For decades, chemotherapy was considered as a necessary evil in cancer treatment — a rigorous, unforgiving practice of subjecting cancer cells and healthy tissue alike to toxic drugs in an all-out effort to eradicate the deadly disease. But now, thanks to innovative research into the ways chemotherapy can work in concert with targeted therapy and even with a patient’s own immune system, chemotherapy as a ‘necessary evil’ has given way to new regard as an effective weapon in the fight against cancer.
In the season debut of Kentucky Health, host Dr. Wayne Tuckson talks with a leading Louisville medical oncologist about exciting new breakthroughs in administering chemotherapy for various forms of cancer.
Harsh Treatment for a Relentless Foe
Khuda Dad Khan, M.D., is an award-winning hematologist and oncologist with Cancer and Blood Specialists in Louisville. Dr. Khan, who has more than 30 years of experience with a concentration in leukemia, says that early in his career, treating cancer with chemotherapy was an imprecise technique.
At its most basic, chemotherapy uses drugs to strike at the core of cancer’s basic process, uncontrolled cell division. Chemotherapy interferes with the mutation of cancer cells, often by targeting the cell’s DNA. Even though traditional chemotherapy disproportionately affects cancer cells, it still harms normal cells when administered, often causing very severe side effects. These include hair loss, skin conditions, and nausea and vomiting. The most serious side effect of chemotherapy is that it hinders the body’s ability to fight infection, due to its tendency to destroy the body’s white blood cells.
Dr. Khan says that many advances have been made in mitigating some of chemotherapy’s side effects. For example, researchers have found a drug that blocks the brain from receiving a distress signal from the gastrointestinal tract, reducing nausea.
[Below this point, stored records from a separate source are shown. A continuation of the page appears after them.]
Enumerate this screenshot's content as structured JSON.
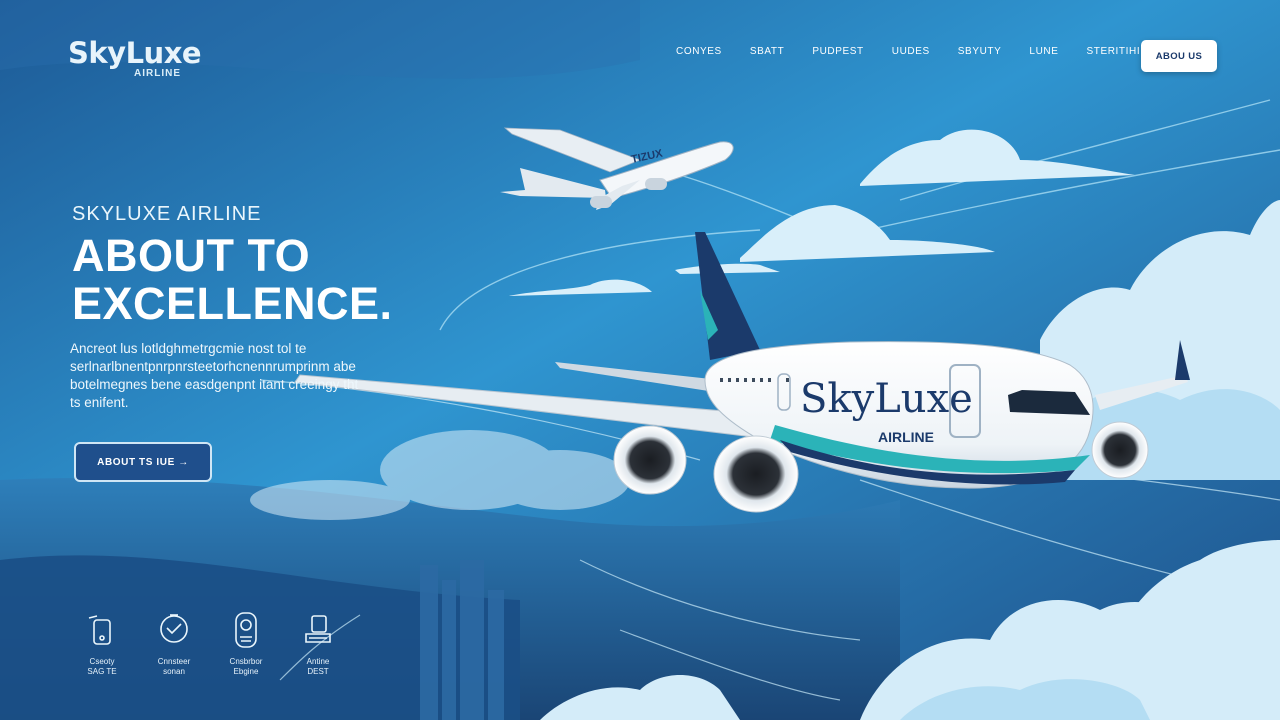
{
  "brand": {
    "name": "SkyLuxe",
    "subtitle": "AIRLINE"
  },
  "nav": {
    "items": [
      "CONYES",
      "SBATT",
      "PUDPEST",
      "UUDES",
      "SBYUTY",
      "LUNE",
      "STERITIHING"
    ],
    "cta_label": "ABOU US"
  },
  "hero": {
    "eyebrow": "SKYLUXE AIRLINE",
    "title_line1": "ABOUT TO",
    "title_line2": "EXCELLENCE.",
    "description": "Ancreot lus lotldghmetrgcmie nost tol te serlnarlbnentpnrpnrsteetorhcnennrumprinm abe botelmegnes bene easdgenpnt itant creeingy tht ts enifent.",
    "button_label": "ABOUT TS IUE →"
  },
  "features": [
    {
      "icon": "phone-icon",
      "label_line1": "Cseoty",
      "label_line2": "SAG TE"
    },
    {
      "icon": "safety-badge-icon",
      "label_line1": "Cnnsteer",
      "label_line2": "sonan"
    },
    {
      "icon": "passport-icon",
      "label_line1": "Cnsbrbor",
      "label_line2": "Ebgine"
    },
    {
      "icon": "seat-icon",
      "label_line1": "Antine",
      "label_line2": "DEST"
    }
  ],
  "plane": {
    "livery_name": "SkyLuxe",
    "livery_sub": "AIRLINE",
    "small_plane_text": "TIZUX"
  },
  "colors": {
    "navy": "#1b3a6b",
    "sky_blue": "#3aa9dd",
    "deep_blue": "#1f5f9c",
    "teal_stripe": "#2bb3b8",
    "cloud": "#dff1fb"
  }
}
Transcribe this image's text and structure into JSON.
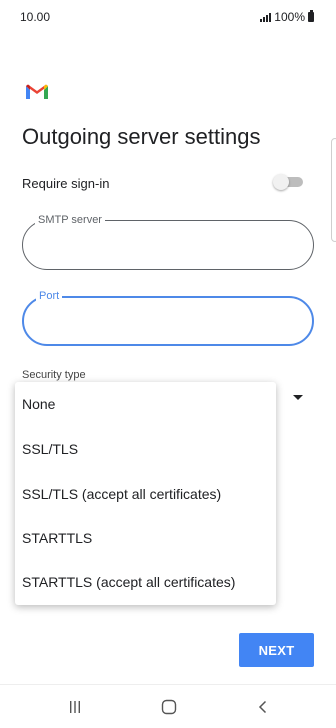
{
  "status_bar": {
    "time": "10.00",
    "battery": "100%",
    "icons": [
      "signal-icon",
      "battery-icon"
    ]
  },
  "header": {
    "logo": "gmail-logo",
    "title": "Outgoing server settings"
  },
  "settings": {
    "require_signin_label": "Require sign-in",
    "require_signin_on": false,
    "smtp_server": {
      "label": "SMTP server",
      "value": ""
    },
    "port": {
      "label": "Port",
      "value": ""
    },
    "security_type_label": "Security type"
  },
  "security_menu": {
    "options": [
      "None",
      "SSL/TLS",
      "SSL/TLS (accept all certificates)",
      "STARTTLS",
      "STARTTLS (accept all certificates)"
    ]
  },
  "actions": {
    "next_label": "NEXT"
  },
  "nav": {
    "icons": [
      "recent-apps-icon",
      "home-icon",
      "back-icon"
    ]
  },
  "colors": {
    "accent": "#4285f4",
    "focus_outline": "#4e89e8",
    "gmail_red": "#ea4335",
    "gmail_blue": "#4285f4",
    "gmail_green": "#34a853",
    "gmail_yellow": "#fbbc04"
  }
}
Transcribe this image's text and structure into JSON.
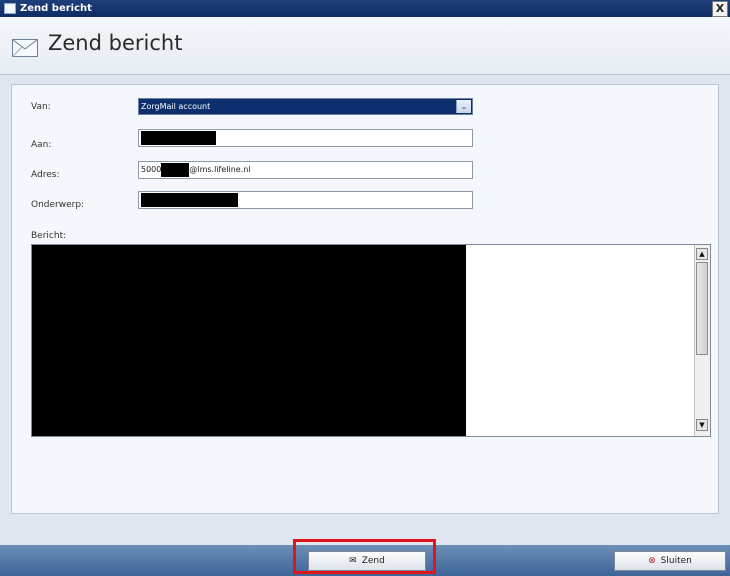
{
  "window": {
    "title": "Zend bericht",
    "close_glyph": "X"
  },
  "header": {
    "title": "Zend bericht",
    "icon": "envelope-icon"
  },
  "form": {
    "van_label": "Van:",
    "van_value": "ZorgMail account",
    "aan_label": "Aan:",
    "adres_label": "Adres:",
    "adres_prefix": "5000",
    "adres_suffix": "@lms.lifeline.nl",
    "onderwerp_label": "Onderwerp:",
    "bericht_label": "Bericht:"
  },
  "footer": {
    "send_label": "Zend",
    "close_label": "Sluiten"
  },
  "colors": {
    "highlight": "#e0141b",
    "title_bar": "#0f2c63",
    "footer": "#4f75a6"
  }
}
Other side effects, such as hair loss, remain difficult to treat.
Breakthroughs in Targeted Therapies
The medical community is currently undergoing a rethink on how to best fight cancer through chemotherapy, Dr. Khan says. In many cases, doctors now apply traditional drug combinations in concert with what he calls targeted therapy. Targeted therapy attacks cancer in a more “pinpoint” fashion, and is often based on new discoveries about how protein receptors, enzymes, and other components function in cellular biology.
Dr. Khan offers the example of chronic myelogenous leukemia, a blood disorder formerly treated with high doses of chemotherapy. This ailment used to have a high mortality rate within three to five years of diagnosis. Around 2000, researchers had a breakthrough by locating an enzyme specific to the cancer and devising an antibody to de-activate it.
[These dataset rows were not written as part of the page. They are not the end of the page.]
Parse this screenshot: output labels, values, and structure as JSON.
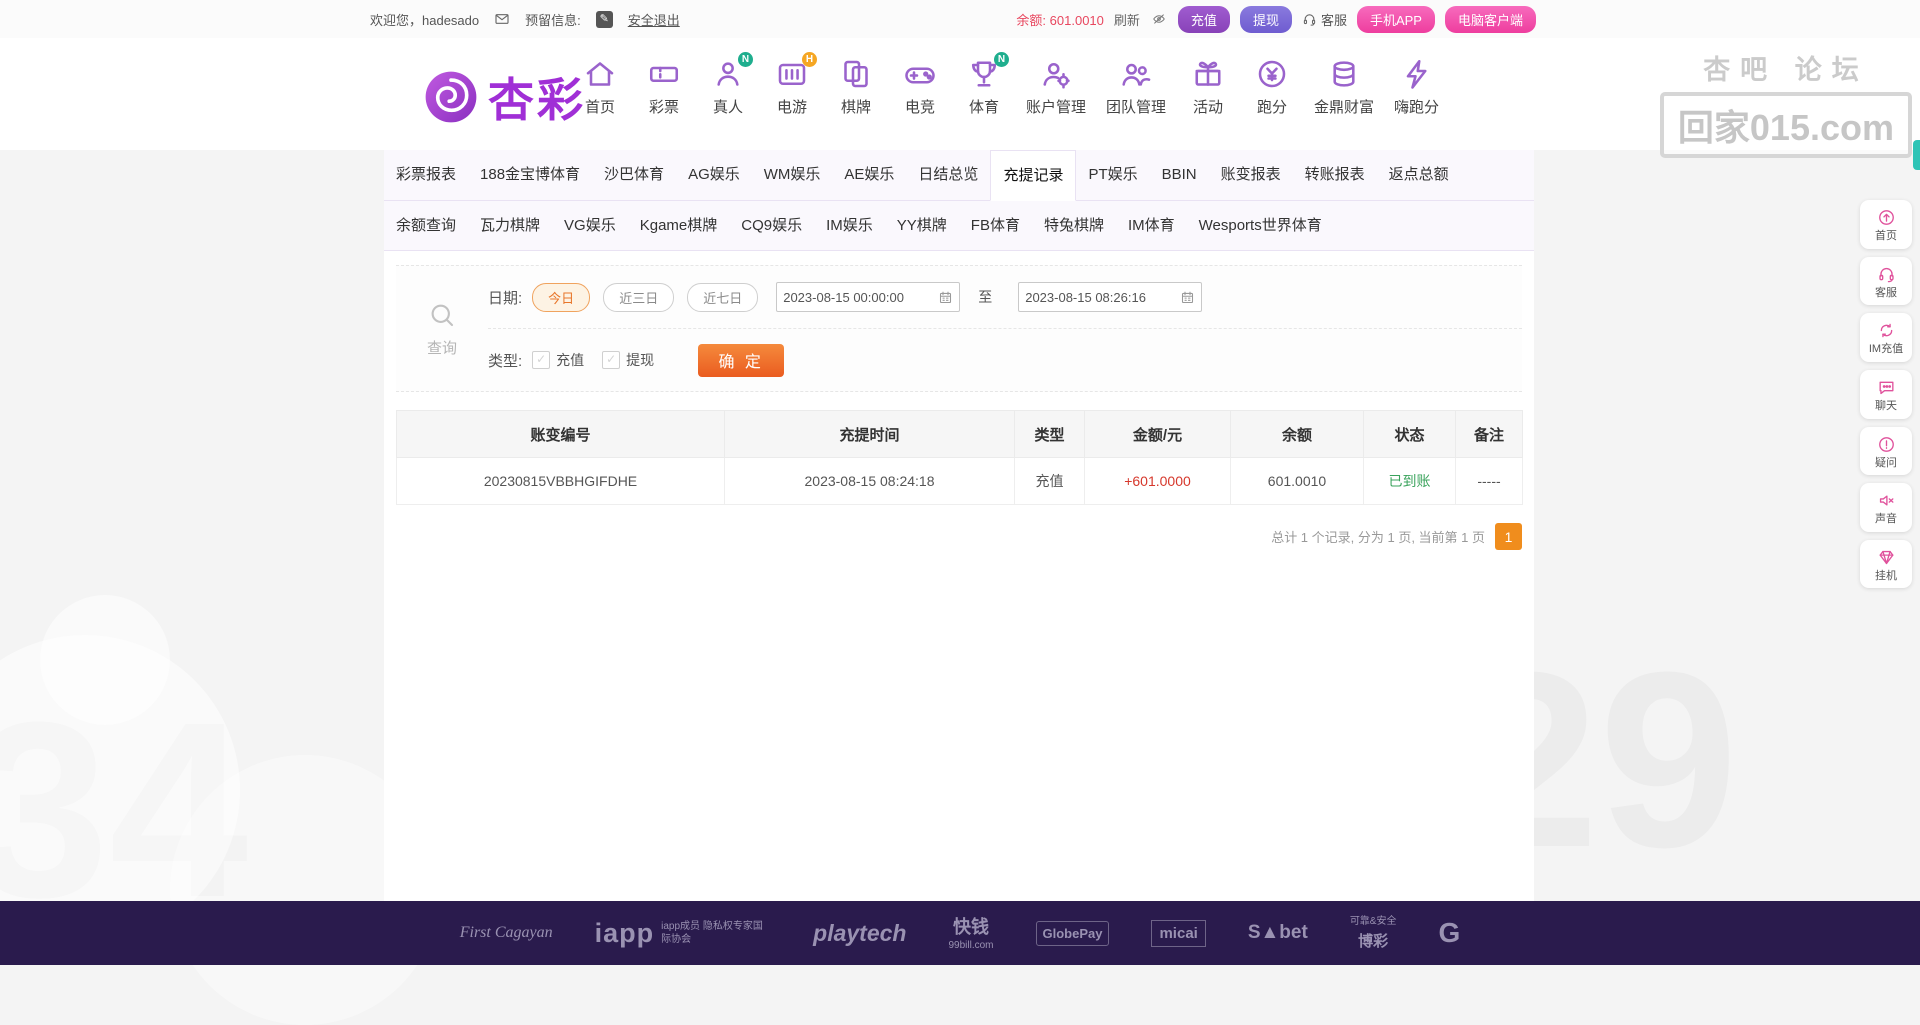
{
  "topbar": {
    "welcome": "欢迎您，hadesado",
    "reserved_label": "预留信息:",
    "logout": "安全退出",
    "balance_label": "余额:",
    "balance_value": "601.0010",
    "refresh": "刷新",
    "deposit": "充值",
    "withdraw": "提现",
    "service": "客服",
    "mobile_app": "手机APP",
    "pc_client": "电脑客户端"
  },
  "header": {
    "brand": "杏彩",
    "nav": [
      {
        "label": "首页",
        "icon": "home-icon",
        "badge": ""
      },
      {
        "label": "彩票",
        "icon": "ticket-icon",
        "badge": ""
      },
      {
        "label": "真人",
        "icon": "person-icon",
        "badge": "N"
      },
      {
        "label": "电游",
        "icon": "slot-icon",
        "badge": "H"
      },
      {
        "label": "棋牌",
        "icon": "tiles-icon",
        "badge": ""
      },
      {
        "label": "电竞",
        "icon": "gamepad-icon",
        "badge": ""
      },
      {
        "label": "体育",
        "icon": "trophy-icon",
        "badge": "N"
      },
      {
        "label": "账户管理",
        "icon": "account-icon",
        "badge": ""
      },
      {
        "label": "团队管理",
        "icon": "team-icon",
        "badge": ""
      },
      {
        "label": "活动",
        "icon": "gift-icon",
        "badge": ""
      },
      {
        "label": "跑分",
        "icon": "coin-icon",
        "badge": ""
      },
      {
        "label": "金鼎财富",
        "icon": "wealth-icon",
        "badge": ""
      },
      {
        "label": "嗨跑分",
        "icon": "run-icon",
        "badge": ""
      }
    ],
    "watermark_line1": "杏吧  论坛",
    "watermark_line2": "回家015.com"
  },
  "tabs": {
    "row1": [
      "彩票报表",
      "188金宝博体育",
      "沙巴体育",
      "AG娱乐",
      "WM娱乐",
      "AE娱乐",
      "日结总览",
      "充提记录",
      "PT娱乐",
      "BBIN",
      "账变报表",
      "转账报表",
      "返点总额"
    ],
    "active": "充提记录",
    "row2": [
      "余额查询",
      "瓦力棋牌",
      "VG娱乐",
      "Kgame棋牌",
      "CQ9娱乐",
      "IM娱乐",
      "YY棋牌",
      "FB体育",
      "特兔棋牌",
      "IM体育",
      "Wesports世界体育"
    ]
  },
  "query": {
    "panel_label": "查询",
    "date_label": "日期:",
    "quick": [
      "今日",
      "近三日",
      "近七日"
    ],
    "quick_active": "今日",
    "date_from": "2023-08-15 00:00:00",
    "to_label": "至",
    "date_to": "2023-08-15 08:26:16",
    "type_label": "类型:",
    "type_options": [
      "充值",
      "提现"
    ],
    "submit": "确 定"
  },
  "table": {
    "headers": [
      "账变编号",
      "充提时间",
      "类型",
      "金额/元",
      "余额",
      "状态",
      "备注"
    ],
    "rows": [
      {
        "id": "20230815VBBHGIFDHE",
        "time": "2023-08-15 08:24:18",
        "type": "充值",
        "amount": "+601.0000",
        "balance": "601.0010",
        "status": "已到账",
        "remark": "-----"
      }
    ],
    "pagination_text": "总计 1 个记录, 分为 1 页, 当前第 1 页",
    "page": "1"
  },
  "sidebar": {
    "items": [
      {
        "label": "首页",
        "icon": "top-icon"
      },
      {
        "label": "客服",
        "icon": "headset-icon"
      },
      {
        "label": "IM充值",
        "icon": "recharge-icon"
      },
      {
        "label": "聊天",
        "icon": "chat-icon"
      },
      {
        "label": "疑问",
        "icon": "question-icon"
      },
      {
        "label": "声音",
        "icon": "sound-icon"
      },
      {
        "label": "挂机",
        "icon": "gem-icon"
      }
    ]
  },
  "footer": {
    "logos": [
      {
        "text": "First Cagayan",
        "sub": ""
      },
      {
        "text": "iapp",
        "sub": "iapp成员 隐私权专家国际协会"
      },
      {
        "text": "playtech",
        "sub": ""
      },
      {
        "text": "快钱",
        "sub": "99bill.com"
      },
      {
        "text": "GlobePay",
        "sub": ""
      },
      {
        "text": "micai",
        "sub": ""
      },
      {
        "text": "S▲bet",
        "sub": ""
      },
      {
        "text": "博彩",
        "sub": "可靠&安全"
      },
      {
        "text": "G",
        "sub": ""
      }
    ]
  },
  "background": {
    "deco_numbers": [
      "34",
      "29"
    ]
  },
  "colors": {
    "accent_purple": "#9a63cc",
    "brand_purple": "#a02fd6",
    "pink": "#ee3d9e",
    "orange_button": "#ea5c20",
    "amount_red": "#d6382c",
    "status_green": "#3aa35c",
    "page_box_orange": "#f08d1d",
    "footer_bg": "#2a1b4d"
  }
}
“For a cell to become cancerous, there are hundreds of thousands of changes taking place,” Dr. Khan says. “But, there are some which are crucial, and we call them driver mutations.”
These driver mutations are what researchers are constantly attempting to locate and target with therapy. Even when they do, many cancers adjust to the targeted therapy and then begin to attack the body again. Dr. Khan likens the process to commuters locating alternate routes when a road is blocked.
Still, much progress has been made, particularly in certain types of cancer. Dr. Khan discusses breakthroughs in lung cancer and melanoma treatment, where researchers have developed drugs that block pathways to cancer growth.
One of the more widely used multi-agent approaches is applied to breast cancer, Dr. Khan says. Oncologists first perform surgery to remove the tumor, and then may administer a combination of traditional chemotherapy, hormone receptors, and antibodies that target specific proteins in the cancer cells.
Enlisting the Immune System
“We were taught that the [body’s] immune system is designed to fight the alien, the foreign,” Dr. Khan says, recalling his instruction in medical school. “Since cancer is part of the self, it would be very difficult for the immune system to attack the cancer. But, this turns out not to be true. In fact, there are enough changes, cancer has enough mutations, the proteins change – so the immune system does recognize even the cancer cells.”
This discovery of the immune system’s role in fighting cancer has driven much research and innovation in cancer treatment in recent years, Dr. Khan says. In particular, oncologists are discovering and overcoming the ways in which cancer actively inhibits or suppresses the immune system at the cellular level.
T-lymphocytes or T-cells, foot soldiers in the immune system’s first line of defense, are crucial in attacking disease and infection. Many cancer tumor cells, however, can de-activate T-cells and in fact cause “programmed cell death” by applying a specific protein to the T-cells. Dr. Khan says that one of the most exciting breakthroughs in recent cancer research is the development of antibodies that overcome this interaction between cancer cells and T-lymphocytes, thus enabling the body’s immune system to resume the fight.
Dr. Khan says that clinical trials for cancer and chemotherapy treatments are constantly ongoing, and that many promising drugs are in the pipeline for FDA approval. With side effects of chemotherapy more manageable than ever before, and innovations in targeted therapy and immunotherapy being advanced, Drs. Khan and Tuckson say that it is crucial for patients to become actively involved in exploring any and all new options for cancer treatment.